Community resources like the Supplemental Nutrition Assistance Program (SNAP), formerly known as Food Stamps, exist to ensure that families and individuals can purchase groceries, with the average benefit being about $1.40 per meal, per person.

Funding for SNAP comes from the USDA, but the administrative costs are split between local, state, and federal governments. Yet, the lack of investment in a strong, effective SNAP program impedes Colorado's progress in becoming the healthiest state in the nation and providing a better, brighter future for all. Indeed, Colorado ranks 44th in the nation for access to SNAP and lost out on more than $261 million in grocery sales due to a large access gap in SNAP enrollment.

See the Food Assistance (SNAP) Benefit Calculator to get an estimate of your eligibility for food benefits.


Every child deserves the nutritional resources needed to get a healthy start on life both inside and outside the mother's womb. In particular, good nutrition and health care is critical for establishing a strong foundation that could affect a child's future physical and mental health, academic achievement and economic productivity. Likewise, the inability to access good nutrition and health care endangers the very integrity of that foundation.

The Special Supplemental Nutrition Program for Women, Infants and Children (WIC) provides federal grants to states for supplemental foods, health care referrals, and nutrition information for low-income pregnant, breastfeeding and non-breastfeeding postpartum women and to infants and children up to age five who are found to be at nutritional risk.

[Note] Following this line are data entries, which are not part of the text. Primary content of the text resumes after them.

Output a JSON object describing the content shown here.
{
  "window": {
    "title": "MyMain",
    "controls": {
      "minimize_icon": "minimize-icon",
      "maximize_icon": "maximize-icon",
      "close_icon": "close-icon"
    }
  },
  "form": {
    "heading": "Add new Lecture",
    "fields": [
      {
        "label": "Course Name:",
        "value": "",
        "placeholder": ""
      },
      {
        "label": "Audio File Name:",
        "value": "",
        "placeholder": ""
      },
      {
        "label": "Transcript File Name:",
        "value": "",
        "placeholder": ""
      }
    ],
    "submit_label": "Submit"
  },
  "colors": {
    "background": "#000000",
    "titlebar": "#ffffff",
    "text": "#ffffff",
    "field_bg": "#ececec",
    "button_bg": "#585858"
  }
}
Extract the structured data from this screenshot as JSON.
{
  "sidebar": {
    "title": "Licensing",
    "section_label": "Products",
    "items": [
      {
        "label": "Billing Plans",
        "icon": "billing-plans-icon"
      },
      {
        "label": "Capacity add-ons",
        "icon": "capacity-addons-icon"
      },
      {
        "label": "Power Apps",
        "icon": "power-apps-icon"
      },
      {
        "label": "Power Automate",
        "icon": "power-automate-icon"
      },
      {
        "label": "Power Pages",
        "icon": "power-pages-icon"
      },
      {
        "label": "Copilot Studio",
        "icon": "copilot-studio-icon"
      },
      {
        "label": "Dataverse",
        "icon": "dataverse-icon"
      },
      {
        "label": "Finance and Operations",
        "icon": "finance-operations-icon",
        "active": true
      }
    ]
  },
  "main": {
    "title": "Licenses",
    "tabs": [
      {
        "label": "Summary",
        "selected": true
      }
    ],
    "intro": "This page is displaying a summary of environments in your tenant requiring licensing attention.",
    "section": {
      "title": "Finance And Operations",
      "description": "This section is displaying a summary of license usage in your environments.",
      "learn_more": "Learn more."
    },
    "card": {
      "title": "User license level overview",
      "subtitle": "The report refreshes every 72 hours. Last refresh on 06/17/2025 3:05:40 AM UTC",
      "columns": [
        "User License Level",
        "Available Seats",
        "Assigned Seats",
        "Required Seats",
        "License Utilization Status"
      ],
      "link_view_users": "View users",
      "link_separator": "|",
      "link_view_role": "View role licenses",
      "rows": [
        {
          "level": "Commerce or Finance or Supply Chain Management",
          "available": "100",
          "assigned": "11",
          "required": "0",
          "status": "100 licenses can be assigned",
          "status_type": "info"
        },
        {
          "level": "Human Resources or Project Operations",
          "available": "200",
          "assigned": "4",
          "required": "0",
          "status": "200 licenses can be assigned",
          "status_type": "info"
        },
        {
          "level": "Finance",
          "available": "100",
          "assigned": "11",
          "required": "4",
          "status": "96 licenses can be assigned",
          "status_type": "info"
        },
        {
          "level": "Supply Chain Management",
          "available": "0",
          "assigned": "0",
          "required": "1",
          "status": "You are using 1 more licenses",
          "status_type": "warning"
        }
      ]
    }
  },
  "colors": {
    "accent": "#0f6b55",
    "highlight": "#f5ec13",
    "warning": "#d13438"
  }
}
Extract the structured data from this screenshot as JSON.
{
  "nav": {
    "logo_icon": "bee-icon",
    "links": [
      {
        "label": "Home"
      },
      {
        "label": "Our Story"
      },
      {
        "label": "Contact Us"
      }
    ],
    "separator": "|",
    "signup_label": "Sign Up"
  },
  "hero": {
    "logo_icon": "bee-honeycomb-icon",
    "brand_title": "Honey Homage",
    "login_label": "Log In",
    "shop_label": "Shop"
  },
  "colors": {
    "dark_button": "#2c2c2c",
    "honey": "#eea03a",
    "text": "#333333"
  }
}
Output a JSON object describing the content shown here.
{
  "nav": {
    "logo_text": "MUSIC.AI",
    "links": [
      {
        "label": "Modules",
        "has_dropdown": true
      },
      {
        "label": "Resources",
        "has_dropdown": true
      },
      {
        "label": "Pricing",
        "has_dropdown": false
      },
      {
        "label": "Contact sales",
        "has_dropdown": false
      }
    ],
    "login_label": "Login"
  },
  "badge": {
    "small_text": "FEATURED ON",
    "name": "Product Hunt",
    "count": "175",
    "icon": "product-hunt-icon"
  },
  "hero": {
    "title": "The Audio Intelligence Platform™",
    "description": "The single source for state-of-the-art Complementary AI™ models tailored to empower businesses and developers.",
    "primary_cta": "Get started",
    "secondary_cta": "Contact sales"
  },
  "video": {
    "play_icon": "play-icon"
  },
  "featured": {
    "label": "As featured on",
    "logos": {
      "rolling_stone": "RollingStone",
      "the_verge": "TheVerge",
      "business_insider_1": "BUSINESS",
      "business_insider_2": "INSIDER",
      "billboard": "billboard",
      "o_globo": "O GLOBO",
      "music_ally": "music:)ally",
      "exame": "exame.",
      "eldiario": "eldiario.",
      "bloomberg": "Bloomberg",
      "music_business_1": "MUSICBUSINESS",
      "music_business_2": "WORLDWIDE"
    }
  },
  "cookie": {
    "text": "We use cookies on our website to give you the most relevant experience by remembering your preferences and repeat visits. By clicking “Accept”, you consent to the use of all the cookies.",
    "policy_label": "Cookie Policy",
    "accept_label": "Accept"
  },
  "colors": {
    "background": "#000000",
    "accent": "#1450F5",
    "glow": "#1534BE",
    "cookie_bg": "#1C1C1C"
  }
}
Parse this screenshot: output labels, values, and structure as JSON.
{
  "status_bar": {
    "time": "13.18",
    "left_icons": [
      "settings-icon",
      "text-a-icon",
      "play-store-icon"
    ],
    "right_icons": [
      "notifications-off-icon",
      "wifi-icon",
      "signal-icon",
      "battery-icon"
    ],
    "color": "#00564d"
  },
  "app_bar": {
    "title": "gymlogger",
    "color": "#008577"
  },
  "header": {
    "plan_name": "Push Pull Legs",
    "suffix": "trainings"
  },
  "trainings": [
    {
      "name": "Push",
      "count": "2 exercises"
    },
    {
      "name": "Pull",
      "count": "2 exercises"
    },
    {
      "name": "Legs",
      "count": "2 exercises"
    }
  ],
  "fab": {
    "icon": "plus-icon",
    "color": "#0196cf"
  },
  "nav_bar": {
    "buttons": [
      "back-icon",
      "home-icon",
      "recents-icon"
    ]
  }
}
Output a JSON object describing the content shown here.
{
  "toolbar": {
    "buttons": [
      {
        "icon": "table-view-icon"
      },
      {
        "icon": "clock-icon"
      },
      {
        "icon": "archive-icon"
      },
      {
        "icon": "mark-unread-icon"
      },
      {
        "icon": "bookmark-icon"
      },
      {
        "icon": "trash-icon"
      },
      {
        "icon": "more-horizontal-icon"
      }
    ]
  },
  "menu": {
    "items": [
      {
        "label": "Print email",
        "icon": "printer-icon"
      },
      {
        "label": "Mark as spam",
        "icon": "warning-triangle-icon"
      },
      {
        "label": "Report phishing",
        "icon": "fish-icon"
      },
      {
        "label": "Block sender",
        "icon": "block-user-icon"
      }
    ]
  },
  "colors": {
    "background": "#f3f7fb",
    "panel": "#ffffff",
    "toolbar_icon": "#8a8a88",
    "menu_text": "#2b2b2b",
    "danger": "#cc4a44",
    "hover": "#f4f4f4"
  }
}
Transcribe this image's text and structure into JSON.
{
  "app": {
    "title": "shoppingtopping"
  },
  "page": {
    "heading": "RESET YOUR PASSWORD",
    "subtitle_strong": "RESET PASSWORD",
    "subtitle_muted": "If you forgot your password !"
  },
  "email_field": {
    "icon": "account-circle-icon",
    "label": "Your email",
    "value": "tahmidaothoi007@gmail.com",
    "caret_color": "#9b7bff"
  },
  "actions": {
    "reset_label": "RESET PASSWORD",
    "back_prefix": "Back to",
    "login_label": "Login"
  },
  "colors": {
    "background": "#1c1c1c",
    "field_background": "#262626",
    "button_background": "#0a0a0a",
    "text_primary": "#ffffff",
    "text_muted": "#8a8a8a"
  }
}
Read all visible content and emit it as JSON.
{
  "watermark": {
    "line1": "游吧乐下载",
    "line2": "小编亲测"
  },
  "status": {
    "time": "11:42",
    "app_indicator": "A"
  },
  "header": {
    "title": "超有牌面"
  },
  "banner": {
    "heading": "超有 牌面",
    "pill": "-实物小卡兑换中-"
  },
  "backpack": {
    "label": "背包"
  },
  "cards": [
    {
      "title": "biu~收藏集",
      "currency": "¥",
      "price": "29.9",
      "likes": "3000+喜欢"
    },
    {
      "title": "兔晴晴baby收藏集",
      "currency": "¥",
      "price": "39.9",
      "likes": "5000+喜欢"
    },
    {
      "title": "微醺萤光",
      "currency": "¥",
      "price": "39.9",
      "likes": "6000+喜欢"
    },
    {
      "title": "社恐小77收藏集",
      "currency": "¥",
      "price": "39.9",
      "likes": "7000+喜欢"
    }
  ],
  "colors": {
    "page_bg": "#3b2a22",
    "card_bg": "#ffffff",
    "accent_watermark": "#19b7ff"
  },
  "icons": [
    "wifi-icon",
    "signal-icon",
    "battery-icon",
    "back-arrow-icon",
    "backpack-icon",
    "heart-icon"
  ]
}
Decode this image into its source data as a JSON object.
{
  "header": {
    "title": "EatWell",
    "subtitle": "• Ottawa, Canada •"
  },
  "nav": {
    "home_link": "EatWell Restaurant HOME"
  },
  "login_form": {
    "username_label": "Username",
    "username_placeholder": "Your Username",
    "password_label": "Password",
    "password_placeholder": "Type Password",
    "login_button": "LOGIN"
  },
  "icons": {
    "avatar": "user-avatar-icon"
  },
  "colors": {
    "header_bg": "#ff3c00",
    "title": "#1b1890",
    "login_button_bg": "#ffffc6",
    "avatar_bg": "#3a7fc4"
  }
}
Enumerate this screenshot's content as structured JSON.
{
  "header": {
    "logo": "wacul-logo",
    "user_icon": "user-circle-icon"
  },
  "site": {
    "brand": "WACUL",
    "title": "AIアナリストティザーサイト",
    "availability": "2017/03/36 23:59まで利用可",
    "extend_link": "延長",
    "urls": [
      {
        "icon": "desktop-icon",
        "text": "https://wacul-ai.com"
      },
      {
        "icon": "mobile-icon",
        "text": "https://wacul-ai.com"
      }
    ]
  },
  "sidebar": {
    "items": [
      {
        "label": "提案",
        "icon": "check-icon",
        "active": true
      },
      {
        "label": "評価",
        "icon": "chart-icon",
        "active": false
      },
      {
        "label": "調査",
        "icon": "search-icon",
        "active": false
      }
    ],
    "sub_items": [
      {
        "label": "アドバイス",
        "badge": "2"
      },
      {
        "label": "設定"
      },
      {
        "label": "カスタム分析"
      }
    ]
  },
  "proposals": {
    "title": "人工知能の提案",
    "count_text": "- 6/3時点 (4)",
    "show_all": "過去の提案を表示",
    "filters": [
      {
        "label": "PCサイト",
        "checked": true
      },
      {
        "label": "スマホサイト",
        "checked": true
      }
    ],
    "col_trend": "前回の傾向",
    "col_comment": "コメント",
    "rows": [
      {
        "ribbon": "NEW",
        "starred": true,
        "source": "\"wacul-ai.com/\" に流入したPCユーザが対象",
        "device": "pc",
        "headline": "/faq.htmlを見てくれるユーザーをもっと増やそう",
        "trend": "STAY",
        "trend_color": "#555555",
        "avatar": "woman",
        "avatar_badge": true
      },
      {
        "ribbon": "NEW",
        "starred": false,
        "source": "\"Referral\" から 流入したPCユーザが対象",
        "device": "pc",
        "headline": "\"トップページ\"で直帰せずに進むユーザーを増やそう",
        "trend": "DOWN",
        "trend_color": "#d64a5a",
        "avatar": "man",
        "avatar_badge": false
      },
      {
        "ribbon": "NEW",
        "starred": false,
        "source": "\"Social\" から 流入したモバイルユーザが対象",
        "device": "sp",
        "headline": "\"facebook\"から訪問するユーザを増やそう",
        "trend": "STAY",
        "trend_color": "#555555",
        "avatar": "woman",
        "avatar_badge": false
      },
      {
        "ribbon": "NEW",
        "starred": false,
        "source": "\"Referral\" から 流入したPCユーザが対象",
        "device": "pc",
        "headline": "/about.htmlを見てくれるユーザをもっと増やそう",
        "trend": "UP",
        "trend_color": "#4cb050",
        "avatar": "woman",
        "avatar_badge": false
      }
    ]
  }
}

Research has shown that WIC has played an important role in improving birth outcomes and containing health care costs, resulting in longer pregnancies, fewer infant deaths, a greater likelihood of receiving prenatal care, improved infant-feeding practices, and immunization rates

Financial Security:
Colorado Works

In building a foundation for self-sufficiency, some Colorado families need some extra tools to ensure they can weather challenging financial circumstances and obtain basic resources to help them and their communities reach their potential.

Colorado Works is Colorado's Temporary Assistance for Needy Families (TANF) program and provides public assistance to families in need. The Colorado Works program is designed to assist participants in becoming self-sufficient by strengthening the economic and social stability of families. The program provides monthly cash assistance and support services to eligible Colorado families.

The program is primarily funded by a federal block grant to the state. Counties also contribute about 20% of the cost.


Child care is a must for working families. Along with ensuring that parents can work or obtain job skills training to improve their families' economic security, studies show that quality child care improves children's academic performance, career development and health outcomes.

Yet despite these proven benefits, low-income families often struggle with the cost of child care. Colorado ranks among the top 10 most expensive states in the country for center-based child care. For families with an infant, full-time enrollment at a child care center cost an average of $15,140 a year-or about three-quarters of the total income of a family of three living at the Federal Poverty Level (FPL).

The Colorado Child Care Assistance Program (CCCAP) provides child care assistance to parents who are working, searching for employment or participating in training, and parents who are enrolled in the Colorado Works Program and need child care services to support their efforts toward self-sufficiency. Most of the money for CCCAP comes from the federal Child Care and Development Fund. Each county can set their own income eligibility limit as long as it is at or above 165% of the federal poverty level and does not exceed 85% of area median income.

Unfortunately, while the need is growing, only an estimated one-quarter of all eligible children in the state are served by CCCAP. Low reimbursement rates have also resulted in fewer providers willing to accept CCCAP subsidies.